We all know that we should be budgeting, but how many of us actually do? According to studies, only one in three Americans. For many, creating a budget can seem overwhelming. With pop-up expenses and numerous categories to break down, it can seem almost impossible to nail down a consistent plan to stay within your means.
It’s common to think that bringing home more income will solve all of your money problems. However, without a budget, those larger paychecks may still fall short each month. The path to financial wellness begins with changing your habits.
Check out these tips below to kick-start your way to a budget you can actually keep!
Track Your Spending
For those who have trouble seeing the big picture, and how all of those small purchases add up, there are several websites and apps that are great for breaking down your spending habits. A lot of these programs will provide up-to-date snapshots of how your income is being distributed.
Do you have a coffee habit that can be easily cut? Are there any stores that you frequent too often? Identifying your problem areas here will give you a clear idea of which habits need changing.
Remember the Golden Rule
The 50/30/20 rule is a simple way to allocate your monthly income. This guideline is perfect for those beginning to learn how to manage their money. Start by dividing your money into three categories: your needs, your wants, and your savings.
50% of your Income – Needs
Your essential expenses are those you would have to pay regardless of your situation or your future plans. These are nearly the same for everyone and include housing, food, transportation and utility bills.

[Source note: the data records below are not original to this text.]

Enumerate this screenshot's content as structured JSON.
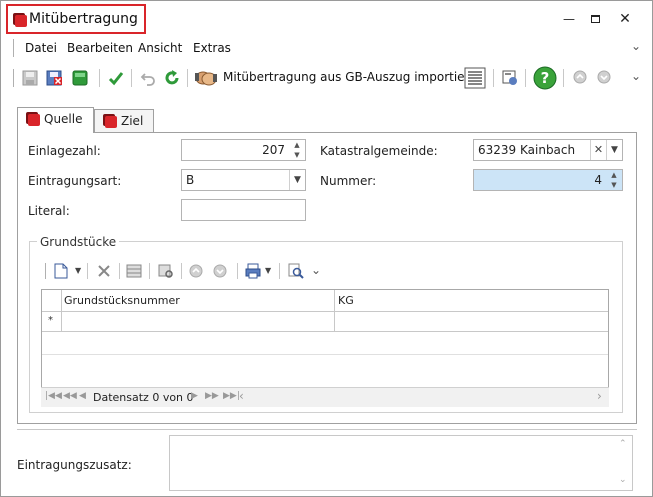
{
  "window": {
    "title": "Mitübertragung"
  },
  "menu": {
    "items": [
      "Datei",
      "Bearbeiten",
      "Ansicht",
      "Extras"
    ]
  },
  "toolbar": {
    "import_label": "Mitübertragung aus GB-Auszug importieren"
  },
  "tabs": [
    {
      "label": "Quelle",
      "active": true
    },
    {
      "label": "Ziel",
      "active": false
    }
  ],
  "form": {
    "einlagezahl_label": "Einlagezahl:",
    "einlagezahl_value": "207",
    "katastralgemeinde_label": "Katastralgemeinde:",
    "katastralgemeinde_value": "63239 Kainbach",
    "eintragungsart_label": "Eintragungsart:",
    "eintragungsart_value": "B",
    "nummer_label": "Nummer:",
    "nummer_value": "4",
    "literal_label": "Literal:",
    "literal_value": ""
  },
  "grundstuecke": {
    "group_label": "Grundstücke",
    "columns": [
      "Grundstücksnummer",
      "KG"
    ],
    "new_row_marker": "*",
    "rows": [],
    "nav_text": "Datensatz 0 von 0"
  },
  "eintragungszusatz": {
    "label": "Eintragungszusatz:",
    "value": ""
  },
  "colors": {
    "accent_red": "#d9252a",
    "highlight_input": "#cce4f7",
    "help_green": "#3aa33a"
  }
}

30% of Your Income – Wants
This is the category is your monthly allowance and can make or break your budget. Lifestyle expenses such as your cell phone plan, cable bill or morning coffee stops are expenses that can allow you some wiggle room.
If these add up to be more than 30% of your monthly income, you may need to consider readjusting.
20% of Your Income – Savings
Last, but certainly not least, the rest of your income should be put towards a savings plan, lowering your debt or an emergency fund. You will want to budget for this after you pay your essentials but before you think about your personal spending.
Pay Yourself First
If you don’t have an emergency fund or a savings account, you’re not alone- neither do 34% of American adults.
It’s important to put money towards “getting ahead.” You’ll pay off debt quicker and make a significant step towards a stress-free future by devoting as much as you can to yourself. That being said, sometimes life gets in the way. Don’t be discouraged if there are months where you can only put a few bucks in- something is always better than nothing.
Trust us, even with a few dollars here and there, you will watch this account grow faster than you think! Remember that building a solid financial future is a marathon, not a sprint.
Try Your Best and Be Honest
Don’t beat yourself up when you go over budget. Analyze what went wrong and make an effort to fix it. There’s always next month!
In order for your budget to truly work for you, you will have to be completely honest with when it comes to your money. Underestimating or guessing at expenses will not work and you will only be cheating yourself.
Anyone can benefit from a budgeting system that works for them and establishing good spending habits will last a lifetime. Try not to think of budgeting as restricting your spending, but rather spending purposefully and allowing your money to work for you.
By Meagan Rochard